Inflation is the buzz on Wall Street this week. The consumer price index recently topped 2% for the first time since late 2012. To be clear, that's still very low. If you are a middle-aged American like me, inflation is lower than it's been for most for your entire life.
Fed chair Janet Yellen says she's not concerned about inflation yet—she calls the data "noisy." Money's Paul Lim has a deeper dive into that data and why the Fed isn't raising rates here.
But maybe you are scratching your head about Yellen's calm. You can certainly feel a pinch on regular shopping trips. Meat prices are through the roof. And now there's even news that Starbucks will be charging more for your morning caffeine fix.
Part of the issue is that we probably notice what's gone up more than what's down. (The news media sure does.) There's always something on the consumer price index spiking up. But then there's usually stuff getting cheaper, too. The past year has seen a decline in the prices of bread, peanut butter and bananas. Furniture and appliances are cheaper. And men's clothes cost less (but not women's, oddly). Kids' toys, televisions, and computers are bargains compared to last year. No, you can't live just munching on PB&B sandwiches in front your new laptop (you shouldn't, anyway)—even so, add all those little items up and they do count as important part of your cost of living.
More important, though, is that the Fed keeps its eye not just on prices but on what's driving them. If coffee prices shoot up because of a drought in Brazil, you may feel a squeeze in your budget, but that's not the broad inflation the Fed worries about. The classic driver of broadly rising prices is higher wages.
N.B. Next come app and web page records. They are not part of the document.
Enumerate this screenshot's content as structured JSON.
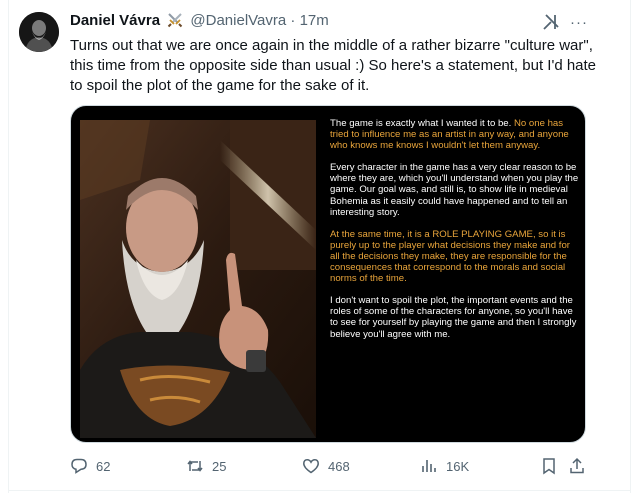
{
  "tweet": {
    "author_name": "Daniel Vávra",
    "handle": "@DanielVavra",
    "separator": "·",
    "time": "17m",
    "text": "Turns out that we are once again in the middle of a rather bizarre \"culture war\", this time from the opposite side than usual :) So here's a statement, but I'd hate to spoil the plot of the game for the sake of it."
  },
  "statement": {
    "p1_white": "The game is exactly what I wanted it to be.",
    "p1_orange": "No one has tried to influence me as an artist in any way, and anyone who knows me knows I wouldn't let them anyway.",
    "p2": "Every character in the game has a very clear reason to be where they are, which you'll understand when you play the game. Our goal was, and still is, to show life in medieval Bohemia as it easily could have happened and to tell an interesting story.",
    "p3": "At the same time, it is a ROLE PLAYING GAME, so it is purely up to the player what decisions they make and for all the decisions they make, they are responsible for the consequences that correspond to the morals and social norms of the time.",
    "p4": "I don't want to spoil the plot, the important events and the roles of some of the characters for anyone, so you'll have to see for yourself by playing the game and then I strongly believe you'll agree with me."
  },
  "actions": {
    "replies": "62",
    "reposts": "25",
    "likes": "468",
    "views": "16K"
  },
  "icons": [
    "avatar",
    "crossed-swords-icon",
    "grok-icon",
    "more-icon",
    "reply-icon",
    "repost-icon",
    "like-icon",
    "views-icon",
    "bookmark-icon",
    "share-icon"
  ],
  "colors": {
    "statement_highlight": "#e9a53b",
    "secondary_text": "#536471",
    "primary_text": "#0f1419"
  }
}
When you and I are able to get more pay, we spend more. That increase in demand makes it possible for companies to raise their prices. Then workers start looking for even higher pay to catch up to rising prices, and so on. As economist and Fed watcher Tim Duy notes in his takedown of "inflation hysteria" here, "If inflation accelerates while wage growth remains stagnant, demand will soften and so too will any incipient price pressures."
And how is wage growth looking? Better, but not exactly on fire.
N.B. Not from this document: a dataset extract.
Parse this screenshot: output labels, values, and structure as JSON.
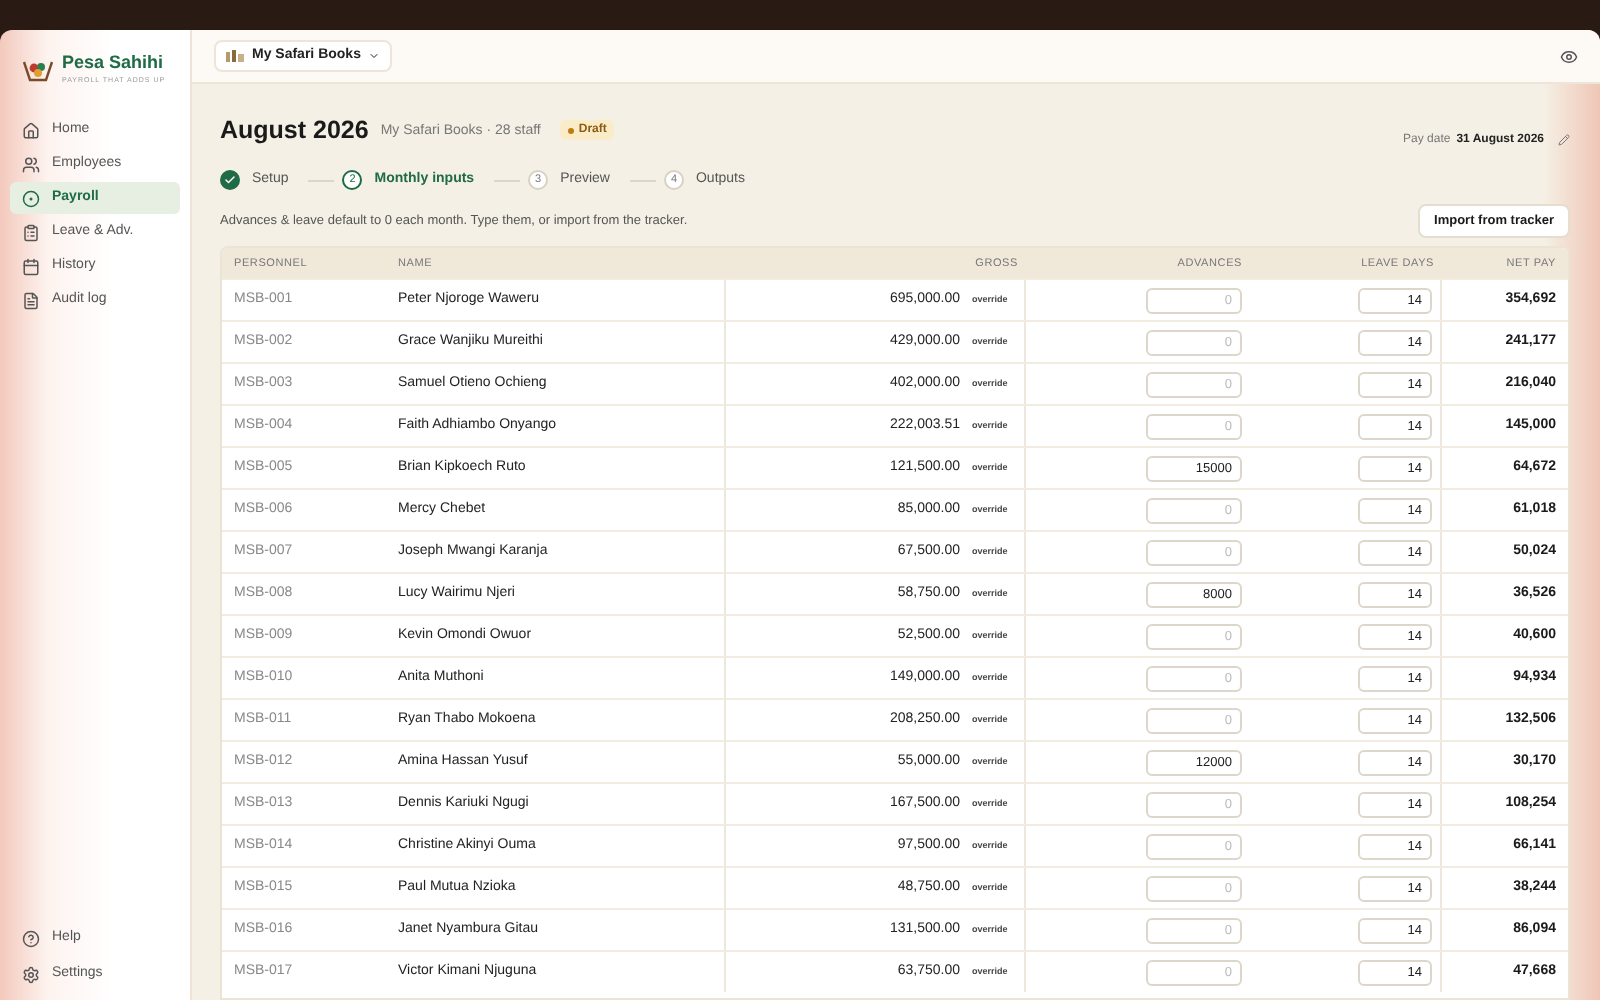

Workers are just about staying ahead of prices, a little, and their real wages aren't keeping up with productivity gains. And that's for the ones with jobs: Unemployment remains on the high side, with lots of people missing from the labor force too.
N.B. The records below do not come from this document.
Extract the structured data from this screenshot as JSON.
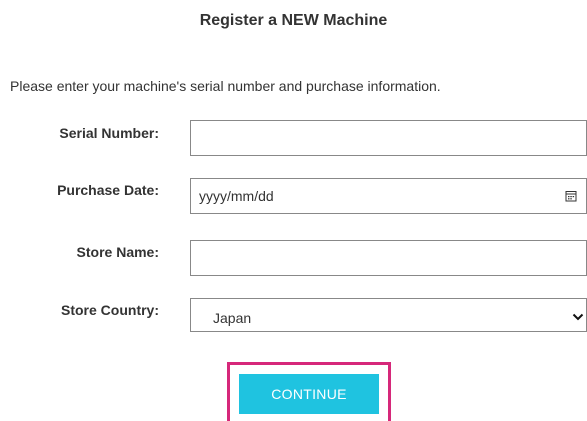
{
  "header": {
    "title": "Register a NEW Machine"
  },
  "form": {
    "intro": "Please enter your machine's serial number and purchase information.",
    "serial": {
      "label": "Serial Number:",
      "value": ""
    },
    "purchase_date": {
      "label": "Purchase Date:",
      "placeholder": "yyyy/mm/dd",
      "icon": "calendar-icon"
    },
    "store_name": {
      "label": "Store Name:",
      "value": ""
    },
    "store_country": {
      "label": "Store Country:",
      "selected": "Japan",
      "icon": "chevron-down-icon"
    },
    "continue_label": "CONTINUE"
  },
  "colors": {
    "button_bg": "#1fc3e0",
    "highlight_border": "#d6287a",
    "text": "#333333",
    "field_border": "#888888"
  }
}
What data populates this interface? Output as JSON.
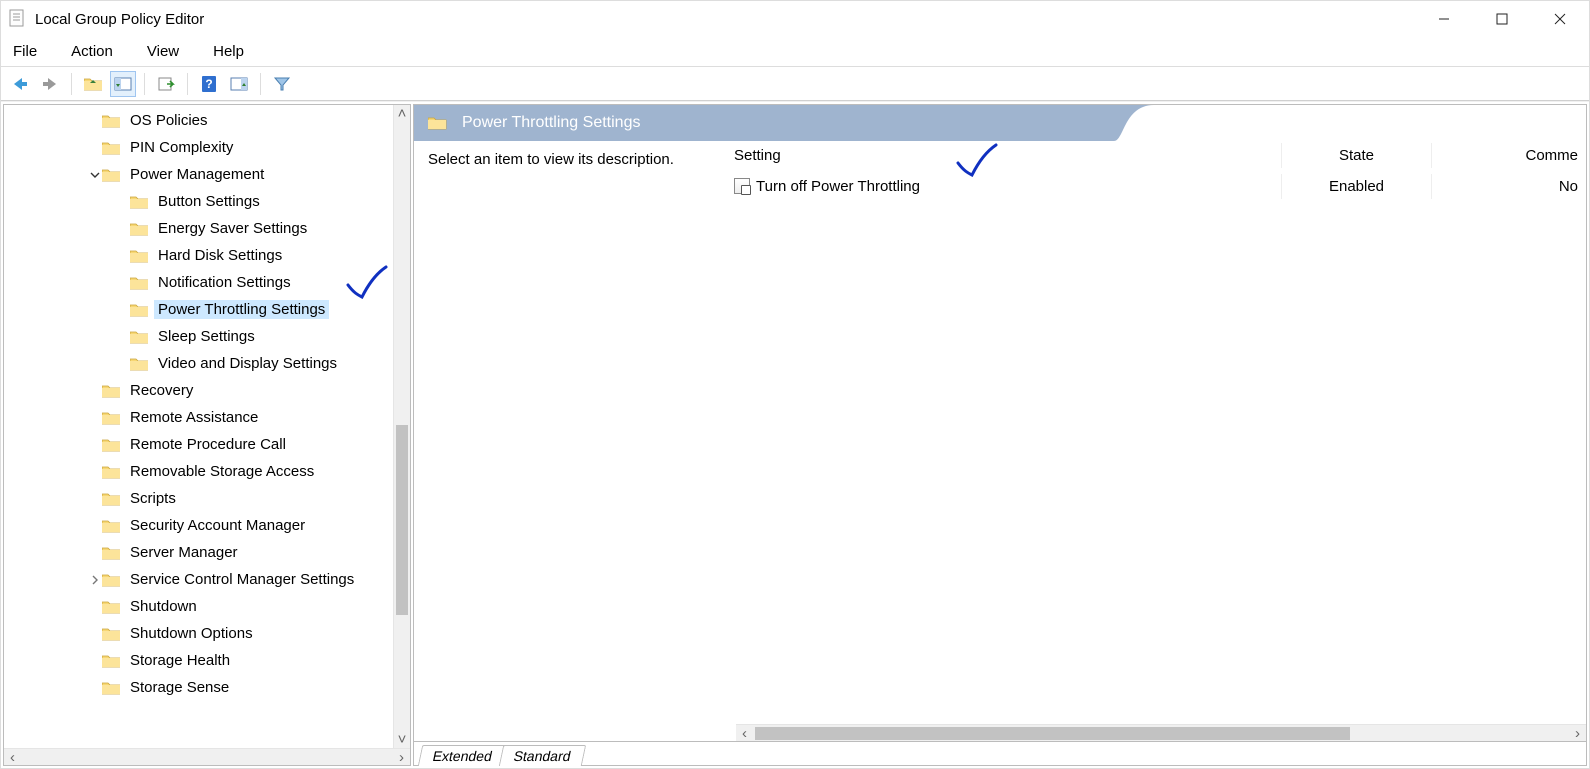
{
  "window": {
    "title": "Local Group Policy Editor"
  },
  "menu": {
    "file": "File",
    "action": "Action",
    "view": "View",
    "help": "Help"
  },
  "tree": {
    "items": [
      {
        "indent": 3,
        "chev": "",
        "label": "OS Policies"
      },
      {
        "indent": 3,
        "chev": "",
        "label": "PIN Complexity"
      },
      {
        "indent": 3,
        "chev": "v",
        "label": "Power Management"
      },
      {
        "indent": 4,
        "chev": "",
        "label": "Button Settings"
      },
      {
        "indent": 4,
        "chev": "",
        "label": "Energy Saver Settings"
      },
      {
        "indent": 4,
        "chev": "",
        "label": "Hard Disk Settings"
      },
      {
        "indent": 4,
        "chev": "",
        "label": "Notification Settings"
      },
      {
        "indent": 4,
        "chev": "",
        "label": "Power Throttling Settings",
        "selected": true
      },
      {
        "indent": 4,
        "chev": "",
        "label": "Sleep Settings"
      },
      {
        "indent": 4,
        "chev": "",
        "label": "Video and Display Settings"
      },
      {
        "indent": 3,
        "chev": "",
        "label": "Recovery"
      },
      {
        "indent": 3,
        "chev": "",
        "label": "Remote Assistance"
      },
      {
        "indent": 3,
        "chev": "",
        "label": "Remote Procedure Call"
      },
      {
        "indent": 3,
        "chev": "",
        "label": "Removable Storage Access"
      },
      {
        "indent": 3,
        "chev": "",
        "label": "Scripts"
      },
      {
        "indent": 3,
        "chev": "",
        "label": "Security Account Manager"
      },
      {
        "indent": 3,
        "chev": "",
        "label": "Server Manager"
      },
      {
        "indent": 3,
        "chev": ">",
        "label": "Service Control Manager Settings"
      },
      {
        "indent": 3,
        "chev": "",
        "label": "Shutdown"
      },
      {
        "indent": 3,
        "chev": "",
        "label": "Shutdown Options"
      },
      {
        "indent": 3,
        "chev": "",
        "label": "Storage Health"
      },
      {
        "indent": 3,
        "chev": "",
        "label": "Storage Sense"
      }
    ]
  },
  "details": {
    "header_title": "Power Throttling Settings",
    "description_placeholder": "Select an item to view its description.",
    "columns": {
      "setting": "Setting",
      "state": "State",
      "comment": "Comme"
    },
    "rows": [
      {
        "setting": "Turn off Power Throttling",
        "state": "Enabled",
        "comment": "No"
      }
    ],
    "tabs": {
      "extended": "Extended",
      "standard": "Standard"
    }
  }
}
The Fed will start worrying about price spikes, in short, when wages start moving too. That the Fed will wait to quash higher prices until you're getting paid more sounds a little perverse. But the alternative—jacking up interest rates and throwing people out of work every time hamburger gets more expensive—would be a lot nastier.